The bridge from which a mob hung the bodies of slain U.S. security workers in 2004 is a key part of Fallouja’s recovery. It is to be widened so more people can enter the city. (Tony Perry / Los Angeles Times / March 10, 2008)

The one-lane bridge over the Euphrates River where a mob hung the charred bodies of slain Americans four years ago is now a focal point in the revitalization of this war-ravaged city.

The Iraqi government and the U.S. plan to widen the pedestrian pathways on either side of the bridge so shoppers can stream into Fallouja's western neighborhood and buy food, clothing and other goods from stores that again line the streets of a city once given up for dead.

The comeback of Fallouja, the site of two major battles between Marines and insurgents in 2004, surprises even the most optimistic U.S. planners.

"It continues to outpace all expectations," said Navy Capt.
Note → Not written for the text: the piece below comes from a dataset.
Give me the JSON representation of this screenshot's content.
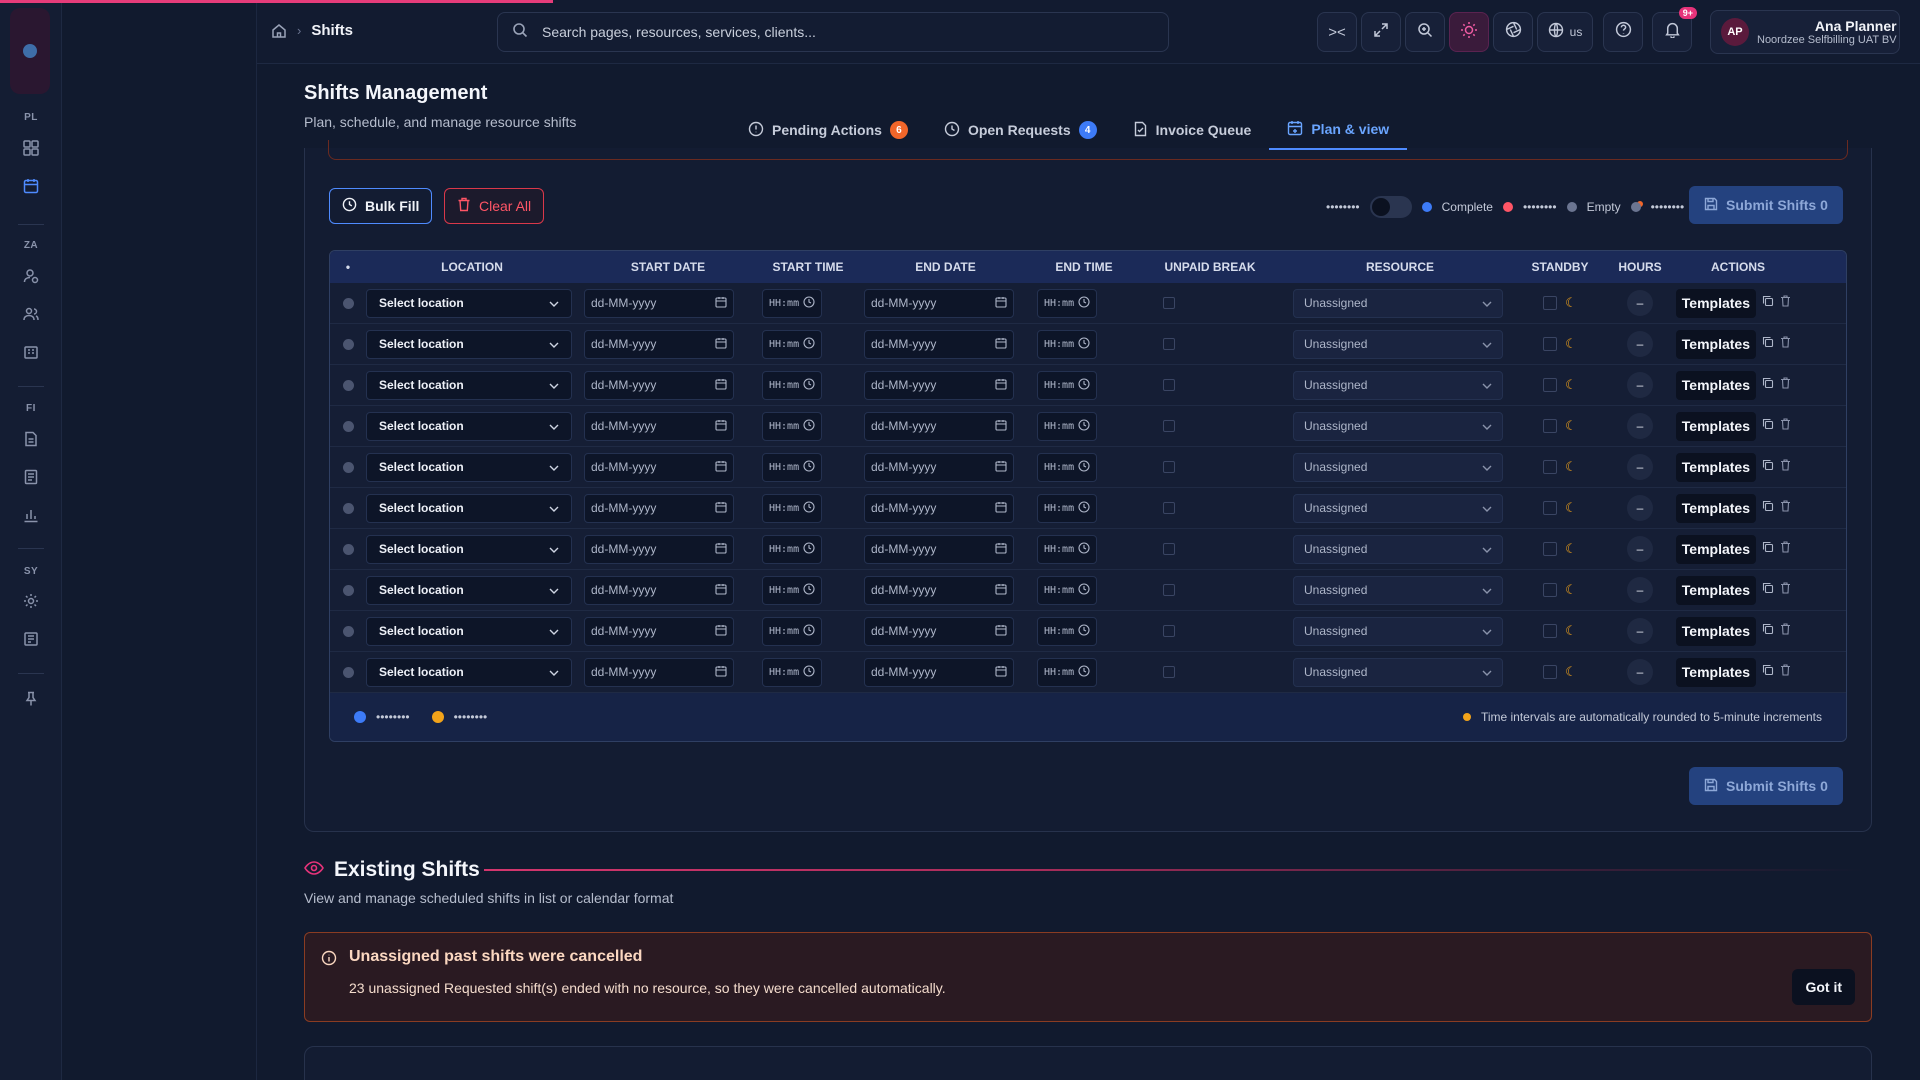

John Dal Santo, part of a State Department-funded effort called the Provincial Reconstruction Team for Fallouja.

City Council leader Sheik Hamed Ahmed said that he was pleased with the city's progress but that he needed more generators for his neighborhood. Ahmed's three predecessors were assassinated by insurgents, but he has refused to back down.

"Fallouja is alive again," he said.

Restaurants, bakeries, photo shops, tire stores, Internet cafes, a body-building studio and other businesses line the avenues and side streets. BMWs share lanes with donkey carts on congested thoroughfares.

The Anbar provincial government and the central government in Baghdad have poured tens of millions of dollars into street repair, rubble removal and school reconstruction. The governor has assigned what Americans might call ward heelers to tend to the needs of the city's nine districts.

In 2004, Fallouja was a major base for the emerging Sunni Arab insurgency. On March 31 of that year, it was also the site of one of the most macabre images since the 2003 U.S.-led invasion of Iraq: young Iraqi men dancing in glee as the burned remains of American private security workers hung from the aging bridge.

Most civilians fled the city before the second Marine assault, in November 2004. And there are still signs of the fierce battles: crumpled buildings, downed power lines and bullet-riddled homes.

Other problems also remain: an undersized police department; shortages of electricity, clean water and gasoline; high unemployment; and a small but resistant cadre of insurgents waiting to launch a counterattack.

Yet Fallouja is vibrant again, and its population has climbed back close to its pre-assault level of about 300,000.

Police are on the streets. A new hospital is set to open this spring, funded by the U.S. and the Iraqis. Marines have removed many of the barriers and concertina wire that gave the city what one officer called the "Berlin 1945 look."

There have been soccer tournaments and art contests. And there are plans for a soft-drink bottling plant.

"Fallouja has gone through a metamorphosis -- these people want their lives back," said Lt. Col. Christopher Dowling, commander of the 3rd Battalion, 5th Marine Regiment. "Fallouja has its soul back."

Several hundred Marines live side by side with Iraqi police officers in outposts across the city. In five months, Dowling's Marines have carried out 7,000 patrols in the city and its suburbs without suffering a fatality or major injury.

To ensure continued security progress, Marines conduct late-night raids several times a week after picking up intelligence about possible insurgent activities. The troops also have sought to provide employment to young Falloujans to help win their loyalty.

One of Dowling's more successful efforts has been to pay youths $10 a day to pick up trash. Many of the main streets are now among the cleanest of any city in Anbar province.

Fallouja also has a court system and judges, unlike most cities in the province, which lies west of Baghdad. Elsewhere, judges who fled the country have not returned.